With the return of the full quest status screen, there were an abundance of new and engaging items to collect, – a trademark Zelda element, providing the adventurer with a once again brand new world to explore, while still in the same kingdom. A Link to the Past builds on Nintendo’s ability to reuse a franchise while giving an entirely new feel and depth. Of particular importance to this game and its contribution was the introduction of the bottles. Link was now able to stock up on potions blue, green and red as well as the not so compelling bees. This type of an item opens up immense possibilities to be exploited well into the future.

The innovation doesn’t stop with the items; it follows through to the game play and exploration. With this title came the two tiered system of a Light and Dark world. Once in possession of a key item, Link could travel to the Dark World in order to progress. This unforgiving place was the land that had been ruled by Ganon for many years. It was his safe haven, and if Link was to succeed, he was to prove it in the harshest of environments. It is the nature of Nintendo to incorporate such a challenge where only the truest of heroes will succeed.

Of exceptional improvement was the musical score. The limited beeps and blips of the NES were over. Although in midi form, sound was a pleasant mix of cheery humming to depressing scores. While walking around the kingdom, the ever present main theme is a delight. But as soon as a dungeon was entered or passage was made to the Dark world, the mood changed considerably with an evil themed marching tune. Music is invaluable to the series, helping to set the mood, as well as supporting the adventure orchestrally.

A Link to the Past refines many of the previous elements that have helped to forge the structure of the series. The magic system and components utilising it are ‘magical’ rather than basic abilities as some were in The Adventure of Link, (jump), while the quest status screen gives descriptions of items and the button they are assigned to as well as allowing for a far greater amount of rupees to be held. These refinements are essential for the extent of the adventure, giving a natural and consuming experience. The level up system is done away with as the heart containers make a return in their true form as well as finding upgrades to items as opposed to ‘learning’ them through experience.

A new addition to the series is the element of puzzle solving. Where previous titles involved hack ‘n’ slash mechanics, Link now would find himself in dungeons with enemy-less rooms, but no way to progress. Whether it is to pull a simple lever, push a block or step on a button, Hyrulean adventurers were introduced to puzzling strategies. Puzzles had played a small part in The Legend of Zelda with bombable walls, but A Link to the Past made the large scale adoption. This type of game play is challenging, requiring you to think. It is mind games, and Nintendo was able to intertwine it within the action/adventure style of the series while maintaining the thrilling experience.

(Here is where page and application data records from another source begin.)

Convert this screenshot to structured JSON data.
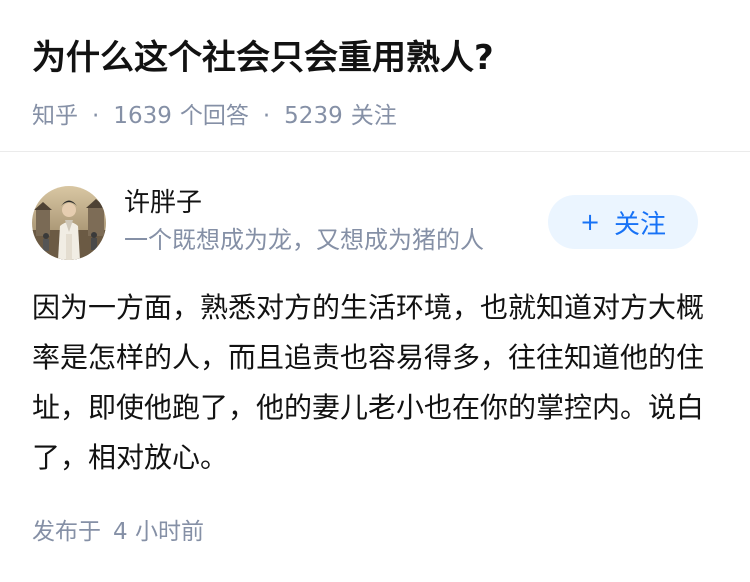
{
  "question": {
    "title": "为什么这个社会只会重用熟人?",
    "source": "知乎",
    "answers_count": "1639",
    "answers_label": "个回答",
    "followers_count": "5239",
    "followers_label": "关注"
  },
  "author": {
    "name": "许胖子",
    "bio": "一个既想成为龙，又想成为猪的人",
    "follow_plus": "+",
    "follow_label": "关注"
  },
  "answer": {
    "content": "因为一方面，熟悉对方的生活环境，也就知道对方大概率是怎样的人，而且追责也容易得多，往往知道他的住址，即使他跑了，他的妻儿老小也在你的掌控内。说白了，相对放心。"
  },
  "footer": {
    "published_label": "发布于",
    "published_time": "4 小时前"
  },
  "colors": {
    "primary_text": "#121212",
    "meta_text": "#8590a6",
    "accent_blue": "#1772f6",
    "follow_bg": "#ebf5ff",
    "divider": "#ebebeb"
  }
}
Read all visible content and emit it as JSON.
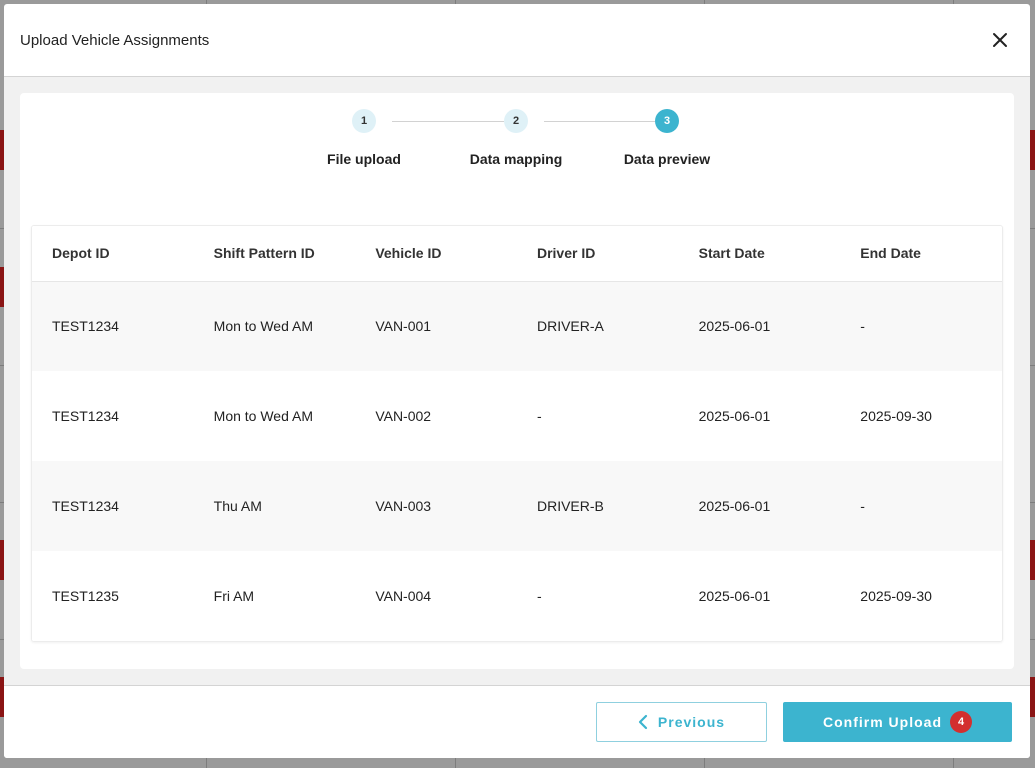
{
  "modal": {
    "title": "Upload Vehicle Assignments"
  },
  "stepper": {
    "steps": [
      {
        "number": "1",
        "label": "File upload",
        "state": "completed"
      },
      {
        "number": "2",
        "label": "Data mapping",
        "state": "completed"
      },
      {
        "number": "3",
        "label": "Data preview",
        "state": "active"
      }
    ]
  },
  "table": {
    "headers": [
      "Depot ID",
      "Shift Pattern ID",
      "Vehicle ID",
      "Driver ID",
      "Start Date",
      "End Date"
    ],
    "rows": [
      [
        "TEST1234",
        "Mon to Wed AM",
        "VAN-001",
        "DRIVER-A",
        "2025-06-01",
        "-"
      ],
      [
        "TEST1234",
        "Mon to Wed AM",
        "VAN-002",
        "-",
        "2025-06-01",
        "2025-09-30"
      ],
      [
        "TEST1234",
        "Thu AM",
        "VAN-003",
        "DRIVER-B",
        "2025-06-01",
        "-"
      ],
      [
        "TEST1235",
        "Fri AM",
        "VAN-004",
        "-",
        "2025-06-01",
        "2025-09-30"
      ]
    ]
  },
  "footer": {
    "previous_label": "Previous",
    "confirm_label": "Confirm Upload",
    "confirm_badge": "4"
  },
  "icons": {
    "close": "close-icon",
    "previous": "chevron-left-icon"
  },
  "colors": {
    "accent": "#3cb4cf",
    "badge": "#d32f2f"
  }
}
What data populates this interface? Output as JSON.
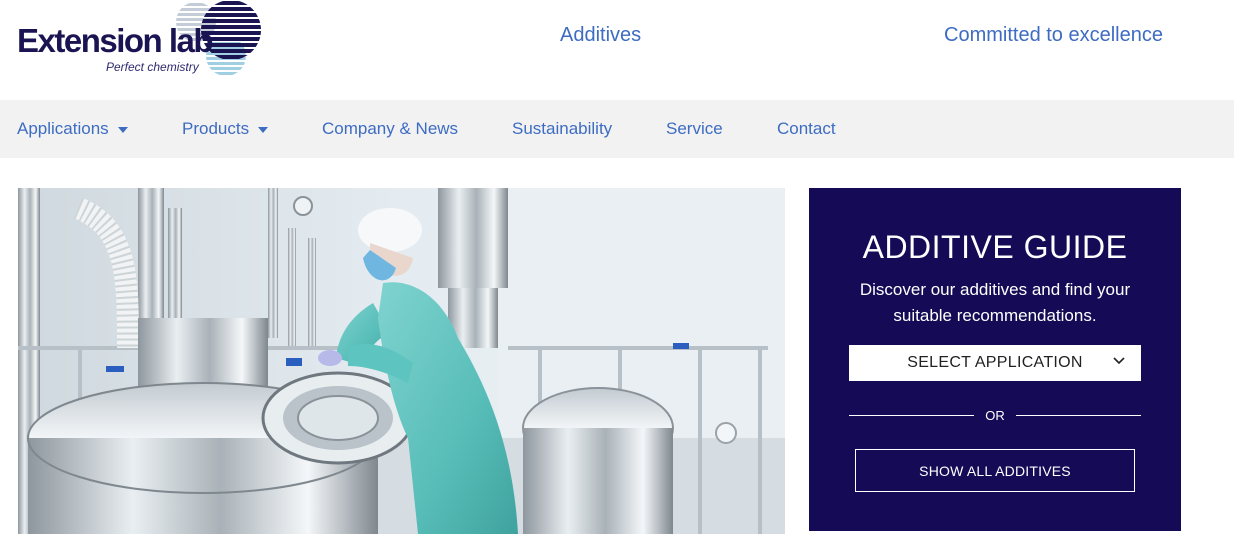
{
  "header": {
    "logo": {
      "name": "Extension lab",
      "tagline": "Perfect chemistry"
    },
    "links": {
      "additives": "Additives",
      "committed": "Committed to excellence"
    }
  },
  "nav": {
    "items": [
      {
        "label": "Applications",
        "dropdown": true
      },
      {
        "label": "Products",
        "dropdown": true
      },
      {
        "label": "Company & News",
        "dropdown": false
      },
      {
        "label": "Sustainability",
        "dropdown": false
      },
      {
        "label": "Service",
        "dropdown": false
      },
      {
        "label": "Contact",
        "dropdown": false
      }
    ]
  },
  "guide": {
    "title": "ADDITIVE GUIDE",
    "description": "Discover our additives and find your suitable recommendations.",
    "select_label": "SELECT APPLICATION",
    "or_label": "OR",
    "show_all_label": "SHOW ALL ADDITIVES"
  },
  "colors": {
    "brand_navy": "#140a55",
    "link_blue": "#3d6cc2",
    "nav_bg": "#f2f2f2",
    "logo_light": "#9fcfe0"
  }
}
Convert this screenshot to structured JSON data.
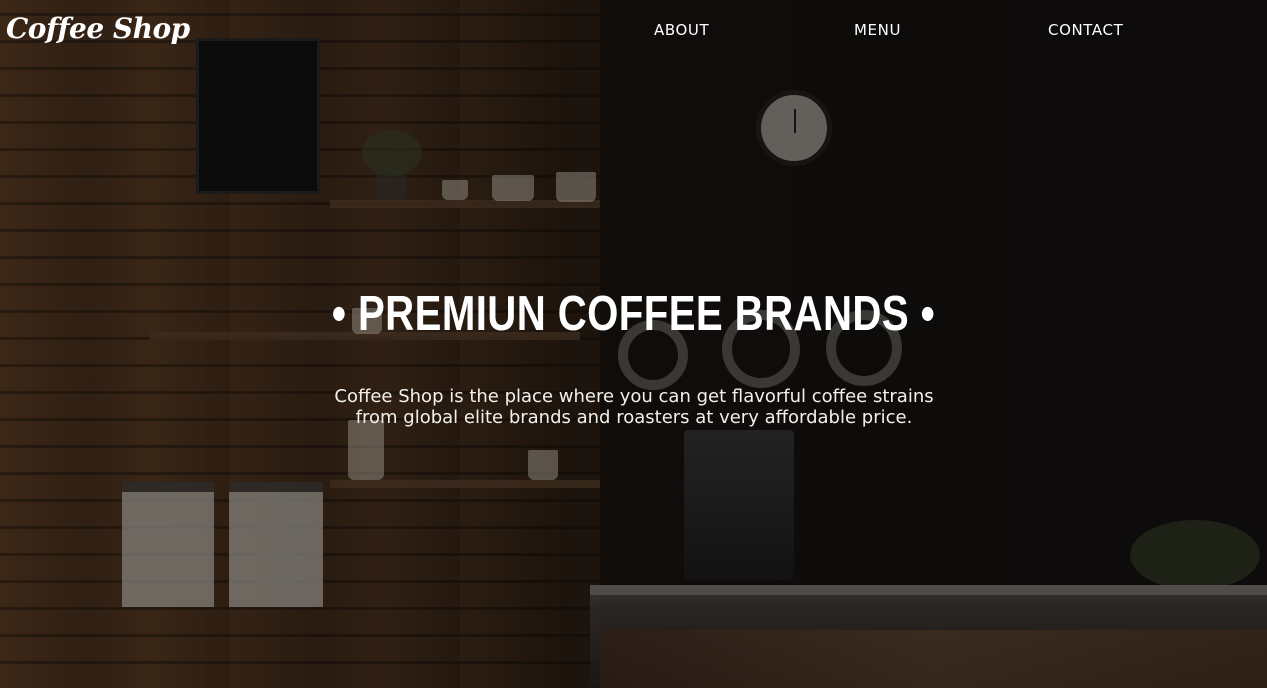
{
  "header": {
    "brand": "Coffee Shop",
    "nav": [
      {
        "label": "ABOUT"
      },
      {
        "label": "MENU"
      },
      {
        "label": "CONTACT"
      }
    ]
  },
  "hero": {
    "title": "• PREMIUN COFFEE BRANDS •",
    "description": "Coffee Shop is the place where you can get flavorful coffee strains from global elite brands and roasters at very affordable price."
  },
  "colors": {
    "text": "#ffffff",
    "background": "#1a120c"
  }
}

The satisfaction of solving puzzles after countless minutes of thought is exceptional, and is vital to The Legend of Zelda.

A Link to the Past was the sole Zelda experience on the SNES. That was of insignificance, as this title was a testament that games didn’t have to be side scrollers or ‘platform’ styles to offer an adventure of massive proportions. It built up on all elements of the series including weapons, beasts, people and mechanics and brought them together to form a rich and engrossing world with a treasured legend that is tested countless times through the ages by evil forces. The one unfortunate thing is that the legend on home consoles ends here for six long years.